**What is required:**
From the entries that follow, copy each line in which "Ngày" appears.

━━ Material provided

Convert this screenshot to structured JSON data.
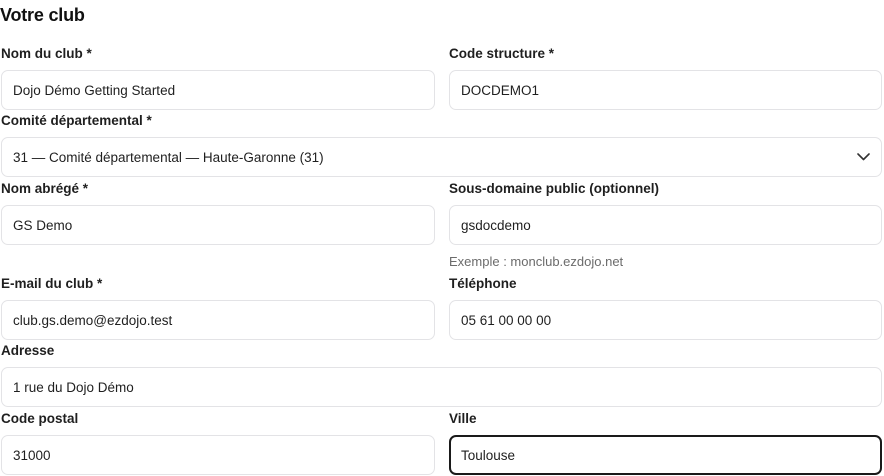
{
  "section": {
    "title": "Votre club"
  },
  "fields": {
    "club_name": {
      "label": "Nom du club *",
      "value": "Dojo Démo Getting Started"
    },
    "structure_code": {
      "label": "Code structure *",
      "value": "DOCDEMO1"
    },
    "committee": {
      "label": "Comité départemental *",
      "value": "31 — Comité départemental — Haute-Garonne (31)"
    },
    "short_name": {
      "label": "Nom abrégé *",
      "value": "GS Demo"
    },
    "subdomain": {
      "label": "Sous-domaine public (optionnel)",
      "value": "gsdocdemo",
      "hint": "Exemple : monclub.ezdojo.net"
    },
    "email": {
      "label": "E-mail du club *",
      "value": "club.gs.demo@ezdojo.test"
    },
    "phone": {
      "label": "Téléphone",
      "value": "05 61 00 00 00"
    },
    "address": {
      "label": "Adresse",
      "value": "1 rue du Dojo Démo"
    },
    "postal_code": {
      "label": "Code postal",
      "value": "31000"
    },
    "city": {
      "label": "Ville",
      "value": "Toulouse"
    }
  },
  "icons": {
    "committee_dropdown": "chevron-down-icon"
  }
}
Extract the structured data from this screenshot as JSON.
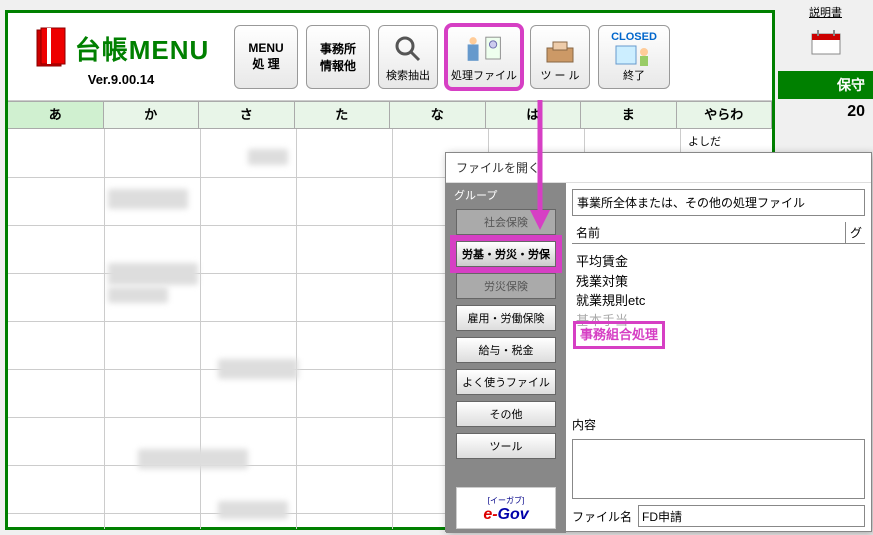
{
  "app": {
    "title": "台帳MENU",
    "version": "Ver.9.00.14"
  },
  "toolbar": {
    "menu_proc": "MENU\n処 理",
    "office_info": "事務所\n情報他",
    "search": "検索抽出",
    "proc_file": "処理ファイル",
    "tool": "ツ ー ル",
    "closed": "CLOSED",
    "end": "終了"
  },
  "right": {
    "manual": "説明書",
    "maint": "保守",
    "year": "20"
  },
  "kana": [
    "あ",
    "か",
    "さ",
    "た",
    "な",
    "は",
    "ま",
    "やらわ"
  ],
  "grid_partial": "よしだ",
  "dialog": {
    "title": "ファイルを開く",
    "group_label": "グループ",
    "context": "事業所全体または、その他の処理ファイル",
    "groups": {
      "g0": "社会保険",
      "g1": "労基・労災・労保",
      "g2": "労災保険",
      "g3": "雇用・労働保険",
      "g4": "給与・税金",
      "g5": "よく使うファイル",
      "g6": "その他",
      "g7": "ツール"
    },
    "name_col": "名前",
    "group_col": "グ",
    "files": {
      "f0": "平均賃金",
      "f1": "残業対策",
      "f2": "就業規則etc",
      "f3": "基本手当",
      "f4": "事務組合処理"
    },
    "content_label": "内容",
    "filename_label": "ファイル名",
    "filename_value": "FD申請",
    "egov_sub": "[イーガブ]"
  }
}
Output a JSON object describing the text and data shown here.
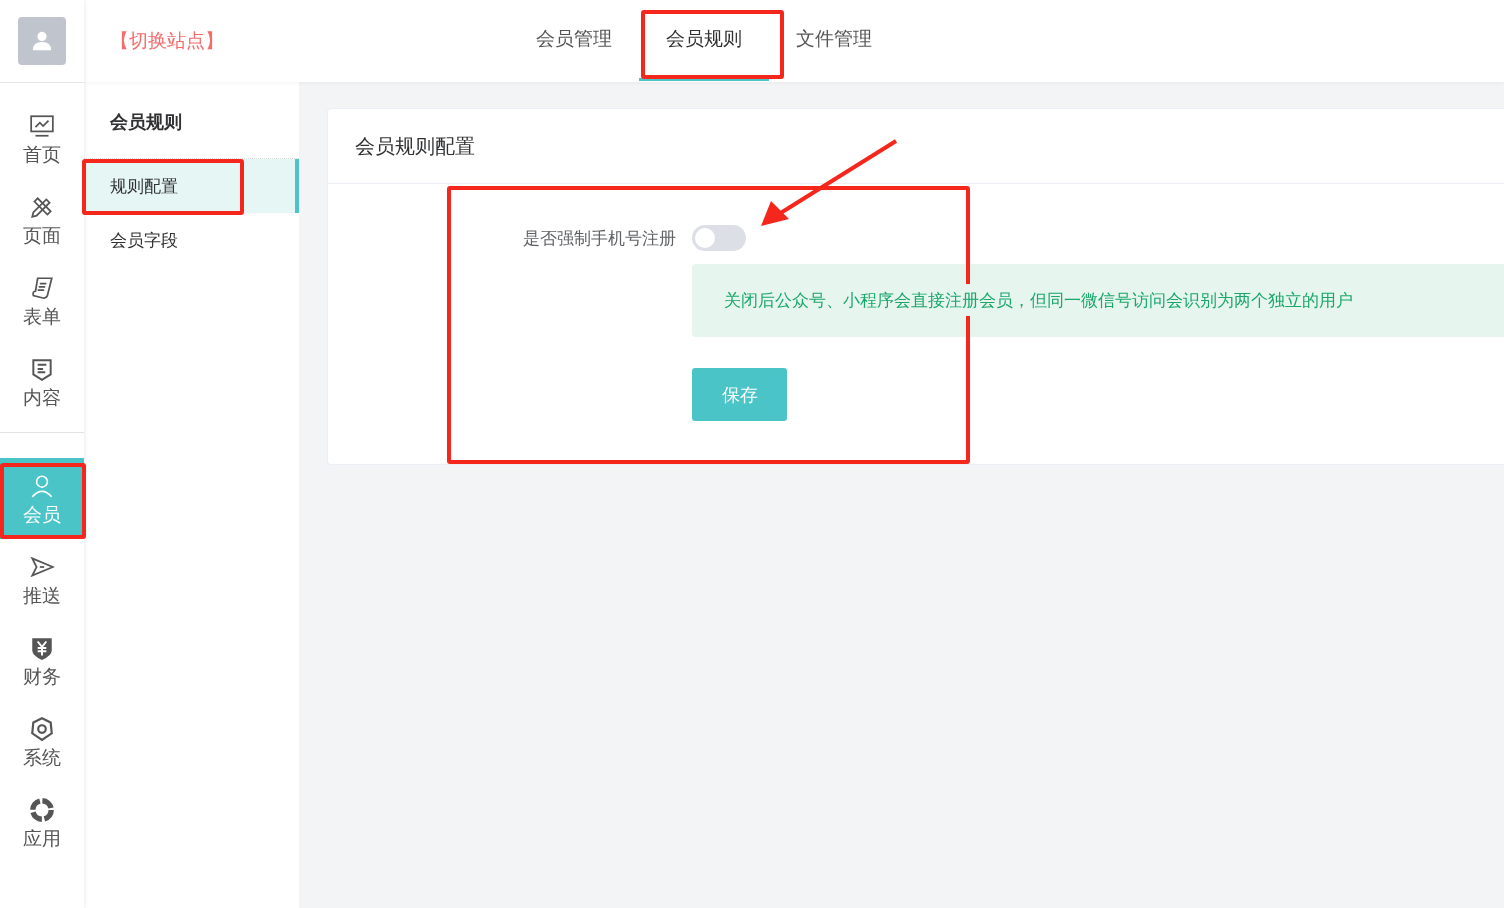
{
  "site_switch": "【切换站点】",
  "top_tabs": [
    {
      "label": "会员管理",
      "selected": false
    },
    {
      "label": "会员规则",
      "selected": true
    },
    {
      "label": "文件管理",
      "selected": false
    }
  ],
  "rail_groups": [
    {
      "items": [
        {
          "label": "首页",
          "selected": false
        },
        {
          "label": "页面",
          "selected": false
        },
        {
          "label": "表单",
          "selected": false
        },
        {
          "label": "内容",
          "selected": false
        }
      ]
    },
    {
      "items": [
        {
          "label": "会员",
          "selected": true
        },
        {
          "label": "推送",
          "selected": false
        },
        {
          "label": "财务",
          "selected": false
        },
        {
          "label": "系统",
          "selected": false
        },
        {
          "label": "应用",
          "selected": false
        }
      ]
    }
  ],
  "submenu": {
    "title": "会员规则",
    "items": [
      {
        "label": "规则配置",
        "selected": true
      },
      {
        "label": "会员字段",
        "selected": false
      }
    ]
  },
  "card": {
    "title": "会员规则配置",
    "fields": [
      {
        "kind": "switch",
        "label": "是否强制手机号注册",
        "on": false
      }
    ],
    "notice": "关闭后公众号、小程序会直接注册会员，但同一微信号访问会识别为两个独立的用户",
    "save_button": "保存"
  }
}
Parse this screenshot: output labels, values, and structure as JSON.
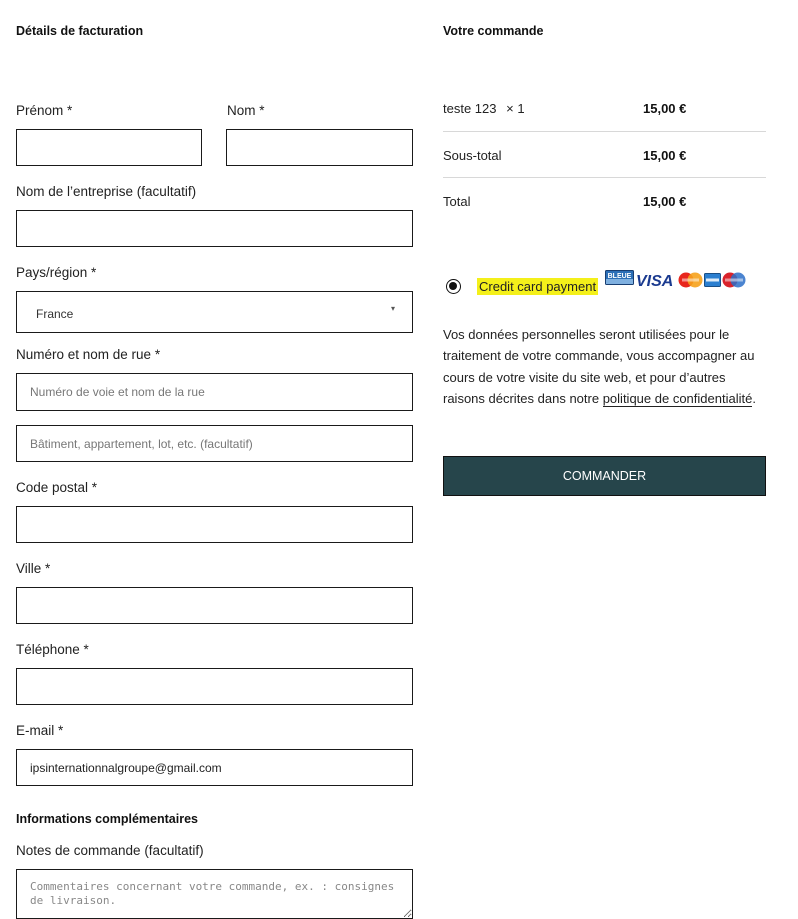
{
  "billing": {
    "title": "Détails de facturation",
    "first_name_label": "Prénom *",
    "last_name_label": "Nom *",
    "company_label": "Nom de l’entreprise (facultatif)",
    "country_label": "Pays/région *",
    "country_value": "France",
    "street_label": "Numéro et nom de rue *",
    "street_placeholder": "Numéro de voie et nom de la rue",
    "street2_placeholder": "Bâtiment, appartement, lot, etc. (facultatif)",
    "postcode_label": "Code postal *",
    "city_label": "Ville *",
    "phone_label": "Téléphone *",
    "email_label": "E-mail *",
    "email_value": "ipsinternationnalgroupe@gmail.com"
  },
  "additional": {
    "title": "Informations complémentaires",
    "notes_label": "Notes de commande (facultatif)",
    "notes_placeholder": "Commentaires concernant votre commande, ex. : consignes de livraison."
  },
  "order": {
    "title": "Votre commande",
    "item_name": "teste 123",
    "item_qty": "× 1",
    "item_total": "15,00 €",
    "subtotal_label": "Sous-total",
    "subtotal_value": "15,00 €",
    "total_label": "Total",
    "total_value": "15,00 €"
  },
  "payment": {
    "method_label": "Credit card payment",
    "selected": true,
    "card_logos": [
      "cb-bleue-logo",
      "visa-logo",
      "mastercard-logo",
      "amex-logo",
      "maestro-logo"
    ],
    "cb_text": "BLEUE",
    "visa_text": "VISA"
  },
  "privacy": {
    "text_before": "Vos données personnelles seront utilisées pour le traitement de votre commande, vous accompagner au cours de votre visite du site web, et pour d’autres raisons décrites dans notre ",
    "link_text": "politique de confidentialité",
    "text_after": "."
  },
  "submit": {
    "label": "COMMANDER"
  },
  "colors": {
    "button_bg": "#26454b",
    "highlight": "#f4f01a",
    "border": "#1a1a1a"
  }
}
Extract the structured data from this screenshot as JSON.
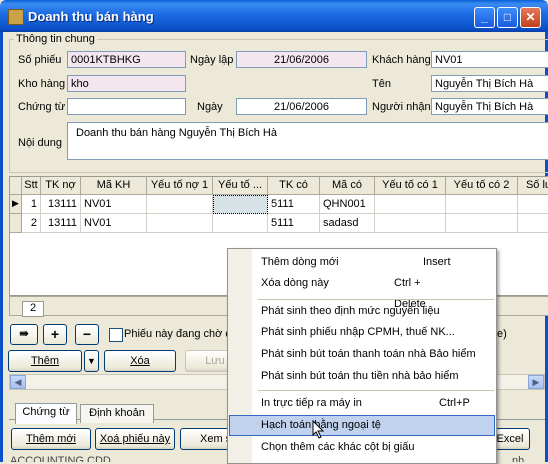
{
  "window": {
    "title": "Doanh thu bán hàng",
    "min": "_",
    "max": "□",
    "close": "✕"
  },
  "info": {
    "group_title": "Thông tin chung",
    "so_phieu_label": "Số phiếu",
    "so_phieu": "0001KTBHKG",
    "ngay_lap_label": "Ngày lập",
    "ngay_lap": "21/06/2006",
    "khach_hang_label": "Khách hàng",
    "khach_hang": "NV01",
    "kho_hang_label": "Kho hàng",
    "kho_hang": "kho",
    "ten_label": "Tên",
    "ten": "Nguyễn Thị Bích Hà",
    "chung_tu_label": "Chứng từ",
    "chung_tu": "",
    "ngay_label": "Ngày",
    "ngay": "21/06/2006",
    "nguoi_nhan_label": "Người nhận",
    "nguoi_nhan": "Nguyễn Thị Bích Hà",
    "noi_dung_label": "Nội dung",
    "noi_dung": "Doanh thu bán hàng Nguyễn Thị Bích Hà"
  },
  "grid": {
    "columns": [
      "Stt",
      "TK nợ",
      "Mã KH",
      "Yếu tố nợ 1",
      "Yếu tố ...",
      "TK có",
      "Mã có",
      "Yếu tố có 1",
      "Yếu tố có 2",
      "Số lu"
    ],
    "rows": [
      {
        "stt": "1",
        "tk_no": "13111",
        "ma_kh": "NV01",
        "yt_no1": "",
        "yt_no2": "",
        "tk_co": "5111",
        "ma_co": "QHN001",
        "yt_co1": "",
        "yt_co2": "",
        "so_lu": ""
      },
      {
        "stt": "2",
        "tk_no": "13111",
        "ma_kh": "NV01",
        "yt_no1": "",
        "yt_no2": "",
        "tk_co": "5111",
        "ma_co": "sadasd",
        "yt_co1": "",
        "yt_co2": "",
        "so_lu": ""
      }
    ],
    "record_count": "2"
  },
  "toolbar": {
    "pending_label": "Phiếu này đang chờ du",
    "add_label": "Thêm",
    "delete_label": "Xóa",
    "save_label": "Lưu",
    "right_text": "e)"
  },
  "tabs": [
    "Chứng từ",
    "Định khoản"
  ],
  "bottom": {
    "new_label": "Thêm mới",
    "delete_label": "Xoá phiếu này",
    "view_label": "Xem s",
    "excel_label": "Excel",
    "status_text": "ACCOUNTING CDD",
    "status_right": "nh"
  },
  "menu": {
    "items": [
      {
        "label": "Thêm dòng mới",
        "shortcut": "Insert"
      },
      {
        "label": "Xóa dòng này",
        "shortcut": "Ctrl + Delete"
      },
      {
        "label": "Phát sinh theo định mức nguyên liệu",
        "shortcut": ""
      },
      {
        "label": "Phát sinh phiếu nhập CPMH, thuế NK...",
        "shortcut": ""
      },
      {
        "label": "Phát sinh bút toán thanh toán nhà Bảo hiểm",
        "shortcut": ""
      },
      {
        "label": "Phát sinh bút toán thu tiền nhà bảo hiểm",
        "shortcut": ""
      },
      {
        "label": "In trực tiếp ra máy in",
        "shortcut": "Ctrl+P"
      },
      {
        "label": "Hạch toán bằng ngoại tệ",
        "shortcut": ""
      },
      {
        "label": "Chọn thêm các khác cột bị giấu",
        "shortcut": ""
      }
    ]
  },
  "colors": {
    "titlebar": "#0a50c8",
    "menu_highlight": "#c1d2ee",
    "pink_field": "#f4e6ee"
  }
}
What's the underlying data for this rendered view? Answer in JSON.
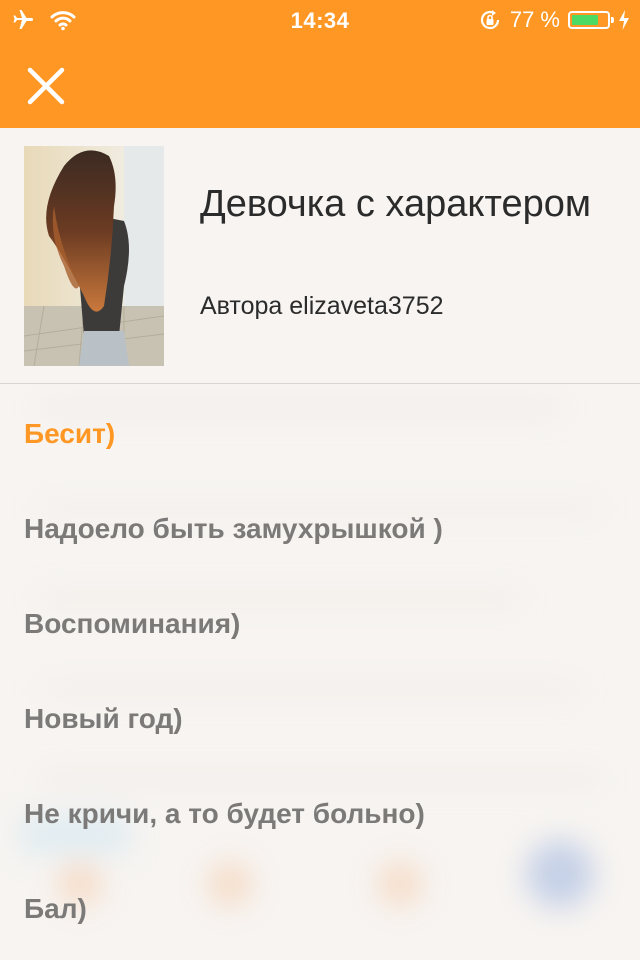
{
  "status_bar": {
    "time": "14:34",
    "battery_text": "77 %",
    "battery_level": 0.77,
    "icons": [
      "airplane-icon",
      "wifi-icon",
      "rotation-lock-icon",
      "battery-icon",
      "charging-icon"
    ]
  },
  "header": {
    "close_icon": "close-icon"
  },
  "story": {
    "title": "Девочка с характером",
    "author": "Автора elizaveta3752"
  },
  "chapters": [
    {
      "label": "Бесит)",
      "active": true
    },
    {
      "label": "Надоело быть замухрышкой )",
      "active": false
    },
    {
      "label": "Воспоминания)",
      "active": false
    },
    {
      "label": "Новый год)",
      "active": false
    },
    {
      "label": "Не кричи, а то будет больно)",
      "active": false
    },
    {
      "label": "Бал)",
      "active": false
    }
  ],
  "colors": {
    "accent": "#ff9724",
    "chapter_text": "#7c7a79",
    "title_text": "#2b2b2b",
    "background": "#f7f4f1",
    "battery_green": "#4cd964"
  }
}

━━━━

**Solution for this exercise:**
    "ngay_lap_label": "Ngày lập",
    "ngay_label": "Ngày",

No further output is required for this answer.